The Malinois is a breed of Belgian sheepdog. It is similar to a German Shepherd in appearance, but they are smaller, fawn, red, or brown-coloured dogs with a black face, and they have a straight back, as opposed to the sloping back of the German Shepherd. Malinois are energetic, intelligent, agile dogs, that are often used in police work.
Roxy had been available for adoption, but unfortunately, she has had a bit of a setback over the past week, and is currently awaiting a rescue transfer to the south of England where she will hopefully thrive.
Maxi’s Mates does some amazing work in taking in stray dogs, and providing them with all the love, care and attention they need to ensure they are in the best possible position to find a permanent home with the right family.
What strikes you when you arrive is that inside each kennel is a dog with a story to tell—from the badly treated, to dogs who have issues and need a bit more care. The fact is that without organisations like Maxi’s Mates and the people who give so much time and effort to protect and strengthen these animals, many would be put to sleep without ever having known life within a loving family….

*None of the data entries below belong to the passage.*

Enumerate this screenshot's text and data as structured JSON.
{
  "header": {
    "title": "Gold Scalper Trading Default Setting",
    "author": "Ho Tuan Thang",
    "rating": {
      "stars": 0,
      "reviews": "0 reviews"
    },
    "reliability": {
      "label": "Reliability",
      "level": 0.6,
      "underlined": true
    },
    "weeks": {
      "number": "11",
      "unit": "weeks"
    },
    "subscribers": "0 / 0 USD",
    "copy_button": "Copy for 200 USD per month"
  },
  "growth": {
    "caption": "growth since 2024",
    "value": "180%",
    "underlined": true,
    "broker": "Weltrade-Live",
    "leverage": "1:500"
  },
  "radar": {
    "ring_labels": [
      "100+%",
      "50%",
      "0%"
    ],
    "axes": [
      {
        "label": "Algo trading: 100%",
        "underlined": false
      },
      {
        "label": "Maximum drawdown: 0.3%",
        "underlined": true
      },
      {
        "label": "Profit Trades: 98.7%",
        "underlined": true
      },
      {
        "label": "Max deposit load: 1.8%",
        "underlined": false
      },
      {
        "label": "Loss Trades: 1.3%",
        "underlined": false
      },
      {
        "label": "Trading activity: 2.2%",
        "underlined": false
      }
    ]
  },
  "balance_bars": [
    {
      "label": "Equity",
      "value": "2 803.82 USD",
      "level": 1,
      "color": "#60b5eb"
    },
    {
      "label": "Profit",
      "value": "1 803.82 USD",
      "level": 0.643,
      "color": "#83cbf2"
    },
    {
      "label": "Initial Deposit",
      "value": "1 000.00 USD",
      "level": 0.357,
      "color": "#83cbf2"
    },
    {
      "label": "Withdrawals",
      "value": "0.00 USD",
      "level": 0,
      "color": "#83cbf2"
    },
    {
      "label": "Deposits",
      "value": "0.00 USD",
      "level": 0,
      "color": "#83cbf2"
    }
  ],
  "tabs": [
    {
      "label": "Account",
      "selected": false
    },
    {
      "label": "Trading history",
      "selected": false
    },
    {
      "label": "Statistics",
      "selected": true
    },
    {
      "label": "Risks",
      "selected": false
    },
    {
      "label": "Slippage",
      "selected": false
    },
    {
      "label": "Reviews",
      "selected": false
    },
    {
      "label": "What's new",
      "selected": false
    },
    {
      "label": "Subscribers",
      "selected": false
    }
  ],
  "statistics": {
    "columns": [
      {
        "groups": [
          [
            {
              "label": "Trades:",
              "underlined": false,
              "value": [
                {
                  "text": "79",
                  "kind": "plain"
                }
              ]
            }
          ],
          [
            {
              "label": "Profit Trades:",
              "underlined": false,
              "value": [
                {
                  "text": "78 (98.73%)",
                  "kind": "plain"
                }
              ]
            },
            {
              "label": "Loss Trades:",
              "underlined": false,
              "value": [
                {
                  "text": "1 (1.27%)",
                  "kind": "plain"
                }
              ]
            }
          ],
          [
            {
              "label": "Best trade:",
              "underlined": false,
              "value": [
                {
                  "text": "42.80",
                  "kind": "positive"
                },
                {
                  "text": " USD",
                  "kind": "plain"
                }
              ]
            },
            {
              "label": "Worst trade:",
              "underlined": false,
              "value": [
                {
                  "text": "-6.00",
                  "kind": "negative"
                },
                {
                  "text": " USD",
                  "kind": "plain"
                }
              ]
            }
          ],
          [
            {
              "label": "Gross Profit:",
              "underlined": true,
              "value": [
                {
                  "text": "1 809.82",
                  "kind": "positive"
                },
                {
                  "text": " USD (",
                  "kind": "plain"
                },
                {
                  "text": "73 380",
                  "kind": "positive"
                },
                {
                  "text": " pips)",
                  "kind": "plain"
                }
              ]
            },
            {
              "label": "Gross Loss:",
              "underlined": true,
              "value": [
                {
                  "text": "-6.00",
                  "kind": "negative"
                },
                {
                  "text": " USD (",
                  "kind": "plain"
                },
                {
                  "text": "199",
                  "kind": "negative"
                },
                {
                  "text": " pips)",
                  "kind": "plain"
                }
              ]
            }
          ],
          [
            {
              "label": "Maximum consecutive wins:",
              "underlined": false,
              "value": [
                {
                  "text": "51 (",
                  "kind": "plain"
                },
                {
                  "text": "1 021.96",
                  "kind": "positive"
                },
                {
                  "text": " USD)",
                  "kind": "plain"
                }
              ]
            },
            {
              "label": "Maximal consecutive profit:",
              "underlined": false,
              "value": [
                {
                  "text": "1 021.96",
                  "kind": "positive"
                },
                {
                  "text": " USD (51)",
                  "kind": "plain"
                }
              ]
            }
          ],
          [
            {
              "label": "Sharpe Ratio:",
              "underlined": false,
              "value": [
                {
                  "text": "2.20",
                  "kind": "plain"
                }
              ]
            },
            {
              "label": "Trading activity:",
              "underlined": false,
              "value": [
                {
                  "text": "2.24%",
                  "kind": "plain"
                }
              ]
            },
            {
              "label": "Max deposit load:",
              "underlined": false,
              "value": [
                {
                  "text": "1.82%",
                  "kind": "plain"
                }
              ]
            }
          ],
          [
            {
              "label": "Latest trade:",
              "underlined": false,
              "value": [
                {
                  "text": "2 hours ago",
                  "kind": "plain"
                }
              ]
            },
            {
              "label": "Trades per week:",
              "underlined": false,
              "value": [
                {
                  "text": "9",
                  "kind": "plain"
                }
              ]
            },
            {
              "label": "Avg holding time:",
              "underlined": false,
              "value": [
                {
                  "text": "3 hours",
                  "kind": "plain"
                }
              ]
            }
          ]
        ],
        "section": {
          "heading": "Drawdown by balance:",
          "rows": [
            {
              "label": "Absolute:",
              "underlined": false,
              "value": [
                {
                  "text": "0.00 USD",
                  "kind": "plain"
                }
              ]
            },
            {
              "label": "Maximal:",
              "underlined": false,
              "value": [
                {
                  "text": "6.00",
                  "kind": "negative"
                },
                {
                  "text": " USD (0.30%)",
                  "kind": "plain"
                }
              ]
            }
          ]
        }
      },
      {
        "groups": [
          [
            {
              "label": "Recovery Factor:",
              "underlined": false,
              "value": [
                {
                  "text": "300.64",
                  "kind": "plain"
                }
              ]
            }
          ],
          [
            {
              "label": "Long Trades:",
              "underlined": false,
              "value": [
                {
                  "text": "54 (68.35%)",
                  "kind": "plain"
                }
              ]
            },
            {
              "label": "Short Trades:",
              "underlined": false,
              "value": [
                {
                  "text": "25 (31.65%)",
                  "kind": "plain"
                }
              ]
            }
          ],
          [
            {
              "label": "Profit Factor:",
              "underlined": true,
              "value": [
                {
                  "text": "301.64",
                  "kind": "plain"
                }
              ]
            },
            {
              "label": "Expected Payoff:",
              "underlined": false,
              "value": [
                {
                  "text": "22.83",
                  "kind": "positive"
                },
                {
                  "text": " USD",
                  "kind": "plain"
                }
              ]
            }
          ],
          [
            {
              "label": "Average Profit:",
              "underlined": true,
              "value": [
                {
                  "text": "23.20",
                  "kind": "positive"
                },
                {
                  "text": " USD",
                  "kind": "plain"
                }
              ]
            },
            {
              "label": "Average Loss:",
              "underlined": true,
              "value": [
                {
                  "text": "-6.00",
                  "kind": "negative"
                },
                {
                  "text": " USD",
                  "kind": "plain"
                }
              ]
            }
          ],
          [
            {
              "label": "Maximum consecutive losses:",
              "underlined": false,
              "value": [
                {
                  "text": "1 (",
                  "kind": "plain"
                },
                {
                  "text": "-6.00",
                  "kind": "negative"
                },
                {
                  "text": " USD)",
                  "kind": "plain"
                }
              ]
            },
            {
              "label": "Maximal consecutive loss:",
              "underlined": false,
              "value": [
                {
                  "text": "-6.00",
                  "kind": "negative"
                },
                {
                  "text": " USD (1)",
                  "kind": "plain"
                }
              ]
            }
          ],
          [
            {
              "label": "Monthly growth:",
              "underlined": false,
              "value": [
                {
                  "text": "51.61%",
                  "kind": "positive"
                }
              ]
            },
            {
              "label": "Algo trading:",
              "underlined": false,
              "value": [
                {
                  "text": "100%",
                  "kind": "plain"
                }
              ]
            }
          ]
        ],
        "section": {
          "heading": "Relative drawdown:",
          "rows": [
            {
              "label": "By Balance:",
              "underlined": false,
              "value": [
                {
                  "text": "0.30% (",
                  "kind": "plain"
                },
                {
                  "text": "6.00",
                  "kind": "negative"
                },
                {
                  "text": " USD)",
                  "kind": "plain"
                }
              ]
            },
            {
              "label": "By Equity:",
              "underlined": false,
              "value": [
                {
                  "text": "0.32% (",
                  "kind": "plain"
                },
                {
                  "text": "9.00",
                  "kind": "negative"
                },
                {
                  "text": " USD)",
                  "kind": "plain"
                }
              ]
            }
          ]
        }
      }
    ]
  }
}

Which brings me on to Rico.
Rico is a two-year old white Lurcher (with a brown patch over his right eye). He had a tendency to bite (or rather nip) when he got excited, and for a time it looked like Rico might be put to sleep, but thankfully a member of the owner’s family decided to contact Maxi’s Mates and they immediately stepped in to give Rico a home.
I’m not sure quite how high Rico’s kennel was—maybe eight feet—but he was easily able to reach the top of the cage from a standing spring, so the possibility of leaping over a fence was something of a concern when we took him for a walk and a run around the nearby paddock (Rico was going to do the running around… not me).
As you can see from the pictures, Rico is a handsome dog, and he was fine when we let him off the lead. He just trotted round the perimeter of the paddock, and wasn’t fazed at all by being with strangers—in fact he did a pretty good job of ignoring us completely; he had more important things to do… you know, doggy stuff.
Watching him bounding across the grass, it was hard to imagine that without Jane (who was kind enough to show us round) and everyone at Maxi’s mates, Rico probably wouldn’t be alive. Yet in the right home with the right people, he will hopefully enjoy a happy life, and bring his own brand of happiness to his new family.
There are a number of other dogs in the adjoining kennels, all waiting for the right owner to appear. Obviously looking after the medical, physical and emotional needs of the animals is as costly as it is time-consuming, and as with any registered charity, Maxi’s Mates relies on donations to be able to do their work. If you want to have a look at their website, see some of the dogs and read some of the stories, here is the link.
I did; his name is Rico.